Germany’s competition watchdog said it will continue to “keep a very close eye” on gas-station operators and refiners after a reduction in fuel tax expires on Wednesday.
(Bloomberg) — Germany’s competition watchdog said it will continue to “keep a very close eye” on gas-station operators and refiners after a reduction in fuel tax expires on Wednesday.
Chancellor Olaf Scholz’s government cut the duty on fuel by about 35 euro cents ($0.35) per liter for gasoline and about 17 cents for diesel for three months from June 1 as part of a package of measures to ease the burden on businesses and households from soaring energy costs.
The Federal Cartel Office — Germany’s antitrust authority — has been monitoring fuel prices to assess whether price gouging is taking place and is planning to present preliminary findings in the fall.

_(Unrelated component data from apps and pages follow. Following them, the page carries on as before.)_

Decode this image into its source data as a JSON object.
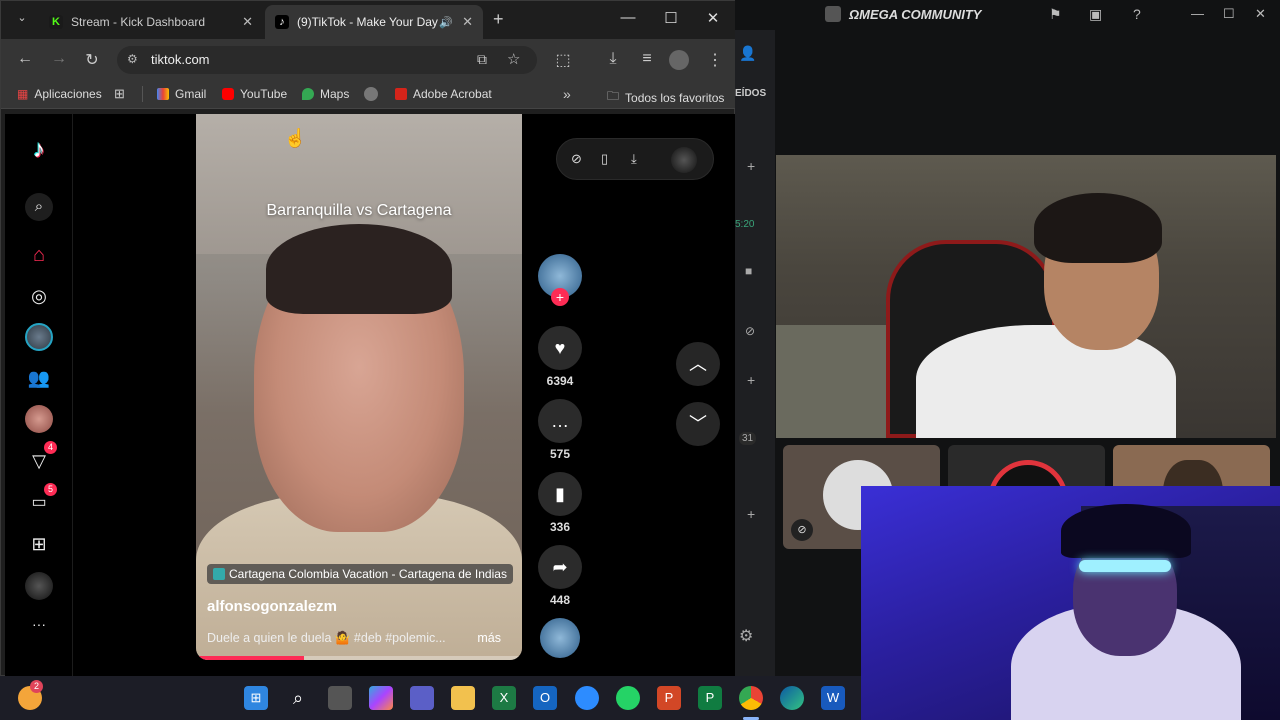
{
  "browser": {
    "tabs": [
      {
        "title": "Stream - Kick Dashboard",
        "favicon": "K"
      },
      {
        "title": "(9)TikTok - Make Your Day",
        "favicon": "♪"
      }
    ],
    "new_tab": "+",
    "url": "tiktok.com",
    "bookmarks": [
      {
        "label": "Aplicaciones"
      },
      {
        "label": "Gmail"
      },
      {
        "label": "YouTube"
      },
      {
        "label": "Maps"
      },
      {
        "label": "Adobe Acrobat"
      }
    ],
    "bookmarks_overflow": "»",
    "all_bookmarks": "Todos los favoritos"
  },
  "tiktok": {
    "nav_badges": {
      "messages_inbox": "4",
      "activity": "5"
    },
    "more": "···",
    "video": {
      "title": "Barranquilla vs Cartagena",
      "location": "Cartagena Colombia Vacation - Cartagena de Indias",
      "author": "alfonsogonzalezm",
      "description": "Duele a quien le duela 🤷 #deb #polemic...",
      "more_label": "más",
      "progress": 0.33
    },
    "actions": {
      "likes": "6394",
      "comments": "575",
      "saves": "336",
      "shares": "448"
    }
  },
  "discord": {
    "title": "ΩMEGA COMMUNITY",
    "side_label": "EÍDOS",
    "time_fragment": "5:20",
    "count_fragment": "31"
  },
  "taskbar": {
    "notification_count": "2"
  },
  "colors": {
    "tiktok_red": "#fe2c55",
    "chrome_dark": "#353535"
  }
}
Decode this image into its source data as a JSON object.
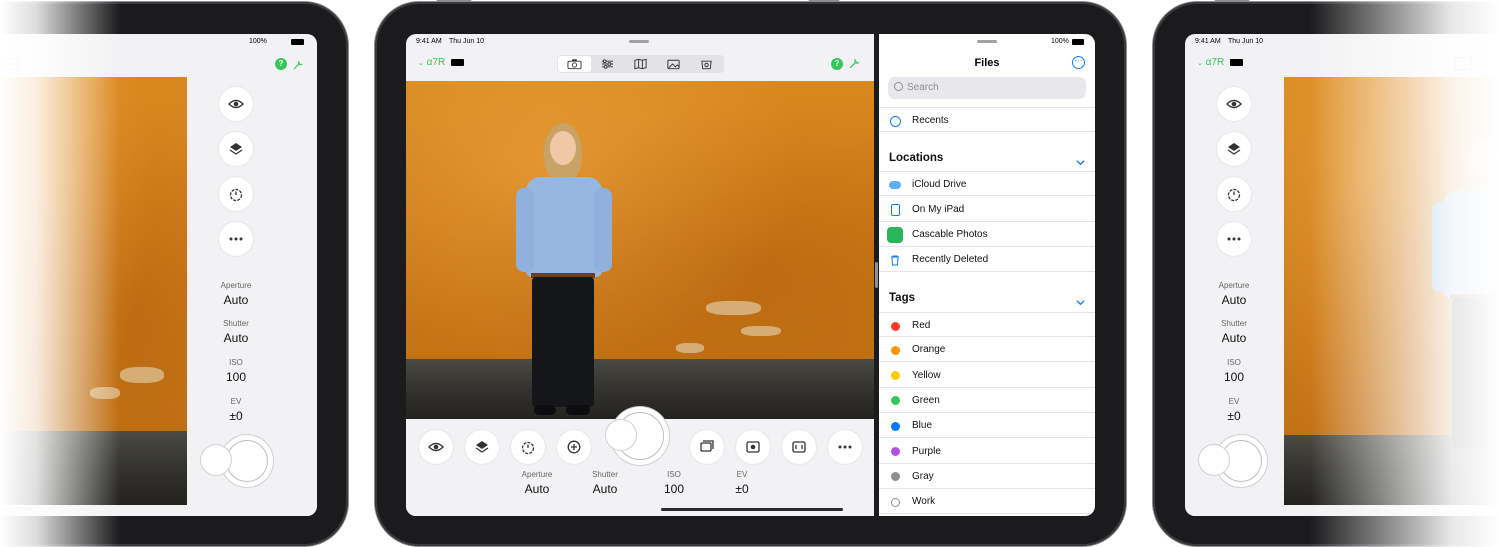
{
  "status_bar": {
    "time": "9:41 AM",
    "date": "Thu Jun 10",
    "battery": "100%"
  },
  "camera": {
    "name": "α7R",
    "help_badge": "?",
    "toolbar_tabs": [
      "camera-icon",
      "sliders-icon",
      "map-icon",
      "photos-icon",
      "bag-icon"
    ],
    "active_tab": 0
  },
  "controls": {
    "buttons": [
      "eye-icon",
      "layers-icon",
      "timer-icon",
      "stabilize-icon",
      "gallery-icon",
      "live-view-icon",
      "focus-icon",
      "more-icon"
    ]
  },
  "exposure": [
    {
      "label": "Aperture",
      "value": "Auto"
    },
    {
      "label": "Shutter",
      "value": "Auto"
    },
    {
      "label": "ISO",
      "value": "100"
    },
    {
      "label": "EV",
      "value": "±0"
    }
  ],
  "files": {
    "title": "Files",
    "search_placeholder": "Search",
    "recents": "Recents",
    "locations_title": "Locations",
    "locations": [
      {
        "label": "iCloud Drive",
        "icon": "cloud-icon"
      },
      {
        "label": "On My iPad",
        "icon": "ipad-icon"
      },
      {
        "label": "Cascable Photos",
        "icon": "cascable-icon"
      },
      {
        "label": "Recently Deleted",
        "icon": "trash-icon"
      }
    ],
    "tags_title": "Tags",
    "tags": [
      {
        "label": "Red",
        "color": "#ff3b30"
      },
      {
        "label": "Orange",
        "color": "#ff9500"
      },
      {
        "label": "Yellow",
        "color": "#ffcc00"
      },
      {
        "label": "Green",
        "color": "#34c759"
      },
      {
        "label": "Blue",
        "color": "#007aff"
      },
      {
        "label": "Purple",
        "color": "#af52de"
      },
      {
        "label": "Gray",
        "color": "#8e8e93"
      },
      {
        "label": "Work",
        "color": "#ffffff"
      }
    ]
  },
  "colors": {
    "accent_blue": "#0a7aff",
    "camera_green": "#34c759",
    "bezel": "#1b1b1d"
  }
}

“We will continue to keep a very close eye on this and provide information on how prices develop and what will happen when the tax reduction no longer applies,” Andreas Mundt, the office’s president, said Tuesday in an emailed statement.
“By investigating refineries and wholesalers we also want to shine a light on price-setting factors and mechanisms,” he added. “So far, only little is known about what actually happens between the purchase of crude oil and its sale at petrol stations.”
Scholz’s ruling coalition is discussing a third package to help shield companies and consumers from energy inflation. The measures will be presented “very quickly,” the chancellor said Tuesday.
“We are now in the process this week of very carefully discussing among ourselves how we can launch a package of relief that is as tailor-made, efficient and targeted as possible,” Scholz told reporters before a two-day cabinet retreat outside of Berlin.